"There isn't a lot that we can do as a municipality, we don't control the university or the province other than advocacy ... that's what we have in our toolbox," said McIntosh.
"I was speaking with someone on Monday who said 'my voice doesn't matter, you're more influential than I am.' I thought OK, I am but council is more influential than just me and that really provided an impetus to speak."
Ward 1 Coun. Mark Signoretti voiced concerns for the small business community who won't be paid now as a result of Laurentian's creditor protection.
The motion passed unanimously and will now be sent to the city's two NDP MPPs, Premier Doug Ford and Ontario Minister of Colleges and Universities, Ross Romano.
It's council's second kick at the can at trying to get answers from the province over what's happening and what's in store for Laurentian.
When pressed about it by a resident over Twitter, Cormier tweeted:
"Previous was a letter sent that I don't think was answered. This motion is designed to keep pressure on the (government) as we go forward. Trying to keep the advocacy and pressure on as best we can."
"I have not personally seen any response back from that letter that we sent in March," said McIntosh.
CTV News asked the minister about it in his third news conference in as many days. Wednesday's subject was PSWs.
Romano was asked about his reaction to council's motion and what his ministry is or isn't doing to keep municipal politicians up to date.
"There's certain elements of the CCAA process that I can't get into and will not get into because that is a court process that needs to be allowed to carry on," he said. "When you referenced the municipal representatives, I will indicate that I have spoken on a number of occasions over the last several weeks now with Mayor Brian Bigger of Sudbury. He and I have chatted and he did give me a heads up that this was happening in council yesterday."
The minister and Sault Ste. Marie MPP says his heart goes out to Sudbury and he recognizes the challenges this brings for the sector as a whole.
He also referenced Sudbury MP Paul Lefebvre by name, saying during his speech to the House of Commons, Lefebvre admitted it would be irresponsible to stop or interfere in the court process.
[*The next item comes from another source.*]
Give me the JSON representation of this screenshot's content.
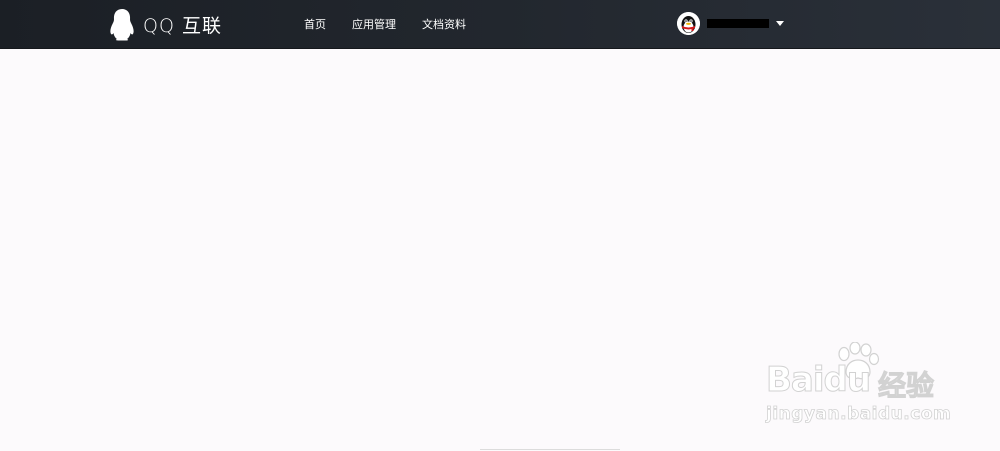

Lefebvre is in the middle of getting a private member's bill through the House of Commons that would prevent future institutions from seeking creditor status and allowing Laurentian to become a precedent.
"We are living through a stressful time that should not be happening, if the provinces would take their responsibility and jurisdictions seriously," Lefebvre said during the emergency debate.
Romano was asked if Ontario is living up to its jurisdiction and he didn't appear to understand the question.
"There is no jurisdiction to assume, perhaps you should have that conversation with Mr. Lefebvre again. He said it best and I will quote the Sudbury MP who said 'this is a court process and it's not for the government to get involved," he said.
“As frustrating as it is, this court proceeding cannot be stopped. No politician can intervene in an independent court process, even though some have been led to believe that they can.”
Romano reiterated the government will continue to be there for Laurentian and the community once the CCAA process is finished.
"We understand that we can't know what's going on but we need to be, I think, people need to be reassured and we need to be able to communicate information out to our community and that's what we were trying to do last night," McIntosh told CTV News.
It may be some time before the community will get those answers. Laurentian plans to ask for an extension of its creditor protection until the end of August.